When it seems that it is becoming a habit for your child to put off school work, it’s time for you to step in and help your child develop good study habits to get better grades. It is important for you to emphasize to your child the importance of setting priorities early in life. Don’t wait for them to flunk their tests, or worse, fail in their subjects before you talk to them about it.

Advertising

You can help your children hurdle their tests with these 7 tips:

1. Help them set targets

Ask your child what they want to achieve for that particular school year. Tell them to set a specific goal or target. If they say, “I want to get better grades,” tell them to be more specific. It will be better if they say they want to get a GPA of 2.5 or higher. Having a definite target will make it easier for them to undertake a series of actions to achieve their goals, instead of just “shooting for the moon.”

2. Preparation is key

At the start of the school year, teachers provide an outline of a subject’s scope along with a reading list and other course requirements. Make sure that your child has all the materials they need for these course requirements. Having these materials on hand will make sure that your child will have no reason to procrastinate and give them the opportunity to study in advance.

Advertising

3. Teach them to mark important dates

You may opt to give them a small notebook where they can jot down important dates or a planner that has dates where they can list their schedule. Ask them to show this to you so you can give them “gentle reminders” to block off the whole week before the dates of an exam. During this week, advise your child to not schedule any social activity so they can concentrate on studying.

4. Schedule regular study time

Encourage your child to set aside at least two hours every day to go through their lessons. This will help them remember the lectures for the day and understand the concepts they were taught. They should be encouraged to spend more time on subjects or concepts that they do not understand.

5. Get help

Some kids find it hard to digest or absorb mathematical or scientific concepts. Ask your child if they are having difficulties with their subjects and if they would like to seek the help of a tutor. There is nothing wrong in asking for the assistance of a tutor who can explain complex subjects.

Advertising

6. Schedule some “downtime”

Your child needs to relax from time to time. During his break, you can consider bringing your child to the nearest mall or grocery store and get them a treat. You may play board games with them during their downtime. The idea is to take his mind off studying for a limited period of time.

7. Reward your child

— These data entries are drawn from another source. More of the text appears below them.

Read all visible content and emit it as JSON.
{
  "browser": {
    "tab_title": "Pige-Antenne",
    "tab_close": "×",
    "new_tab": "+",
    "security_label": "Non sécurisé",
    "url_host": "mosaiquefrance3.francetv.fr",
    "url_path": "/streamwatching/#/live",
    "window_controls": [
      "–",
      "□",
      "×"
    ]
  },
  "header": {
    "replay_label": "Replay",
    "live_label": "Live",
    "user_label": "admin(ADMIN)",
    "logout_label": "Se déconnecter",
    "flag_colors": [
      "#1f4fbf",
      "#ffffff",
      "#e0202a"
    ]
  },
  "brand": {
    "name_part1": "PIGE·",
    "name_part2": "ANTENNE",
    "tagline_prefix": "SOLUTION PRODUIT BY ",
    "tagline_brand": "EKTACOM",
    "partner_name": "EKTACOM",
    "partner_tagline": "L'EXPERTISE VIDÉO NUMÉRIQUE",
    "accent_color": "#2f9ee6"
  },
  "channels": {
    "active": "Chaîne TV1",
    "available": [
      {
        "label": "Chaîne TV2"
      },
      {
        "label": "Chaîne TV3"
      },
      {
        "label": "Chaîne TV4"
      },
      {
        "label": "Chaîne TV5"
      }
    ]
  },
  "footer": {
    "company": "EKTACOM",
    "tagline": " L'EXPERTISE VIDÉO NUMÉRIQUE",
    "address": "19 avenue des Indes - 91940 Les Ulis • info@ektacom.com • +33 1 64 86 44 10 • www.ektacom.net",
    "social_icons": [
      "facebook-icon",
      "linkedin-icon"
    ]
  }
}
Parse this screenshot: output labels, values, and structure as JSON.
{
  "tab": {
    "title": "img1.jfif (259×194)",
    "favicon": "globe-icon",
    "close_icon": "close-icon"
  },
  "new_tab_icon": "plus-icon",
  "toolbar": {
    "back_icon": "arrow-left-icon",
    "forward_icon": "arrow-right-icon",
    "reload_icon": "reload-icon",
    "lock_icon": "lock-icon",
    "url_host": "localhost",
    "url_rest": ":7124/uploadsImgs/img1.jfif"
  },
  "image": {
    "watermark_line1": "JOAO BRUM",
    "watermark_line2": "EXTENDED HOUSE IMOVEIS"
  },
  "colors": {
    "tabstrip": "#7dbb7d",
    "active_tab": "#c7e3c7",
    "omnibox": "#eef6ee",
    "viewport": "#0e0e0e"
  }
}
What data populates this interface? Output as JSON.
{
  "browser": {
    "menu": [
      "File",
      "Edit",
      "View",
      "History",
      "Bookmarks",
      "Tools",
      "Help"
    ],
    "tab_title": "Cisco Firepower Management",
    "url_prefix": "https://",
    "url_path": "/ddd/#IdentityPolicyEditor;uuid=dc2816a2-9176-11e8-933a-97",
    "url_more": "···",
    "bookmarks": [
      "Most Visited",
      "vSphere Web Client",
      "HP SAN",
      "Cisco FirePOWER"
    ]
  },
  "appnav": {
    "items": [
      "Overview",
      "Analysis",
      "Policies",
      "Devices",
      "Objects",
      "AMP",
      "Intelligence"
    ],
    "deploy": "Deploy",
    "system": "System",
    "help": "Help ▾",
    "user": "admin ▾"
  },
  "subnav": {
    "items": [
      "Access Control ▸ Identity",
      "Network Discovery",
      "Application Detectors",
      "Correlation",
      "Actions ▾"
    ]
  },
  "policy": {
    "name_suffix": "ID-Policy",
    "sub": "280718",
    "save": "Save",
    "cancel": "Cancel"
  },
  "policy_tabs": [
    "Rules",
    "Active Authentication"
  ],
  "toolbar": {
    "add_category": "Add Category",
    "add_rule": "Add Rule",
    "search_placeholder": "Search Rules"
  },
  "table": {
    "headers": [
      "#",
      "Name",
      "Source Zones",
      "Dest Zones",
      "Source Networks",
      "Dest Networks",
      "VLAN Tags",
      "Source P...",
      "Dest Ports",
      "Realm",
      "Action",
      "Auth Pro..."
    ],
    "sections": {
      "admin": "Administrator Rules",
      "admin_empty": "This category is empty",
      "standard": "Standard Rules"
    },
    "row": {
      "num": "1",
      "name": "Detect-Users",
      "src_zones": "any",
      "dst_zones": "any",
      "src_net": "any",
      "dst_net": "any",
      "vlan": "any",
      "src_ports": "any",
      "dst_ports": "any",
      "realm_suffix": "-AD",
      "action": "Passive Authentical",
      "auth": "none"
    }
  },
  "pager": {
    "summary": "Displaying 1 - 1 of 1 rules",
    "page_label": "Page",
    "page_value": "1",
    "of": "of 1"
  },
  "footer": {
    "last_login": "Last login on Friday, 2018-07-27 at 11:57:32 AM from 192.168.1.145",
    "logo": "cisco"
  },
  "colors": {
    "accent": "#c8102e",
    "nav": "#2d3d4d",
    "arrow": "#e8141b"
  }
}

If your child achieves their goals for the school year, you may give them a reward such as buying them the gadget they have always wanted or allowing them to vacation wherever they want. By doing this, you are telling your child that hard work does pay off.

Conclusion

You need to take the time to monitor your child’s performance in school. Your guidance is essential to helping your child realize the need to prioritize their school activities. As a parent, your ultimate goal is to expose your child to habits that will lay down the groundwork for their future success.

Advertising

Featured photo credit: Annie Spratt via unsplash.com

Read Next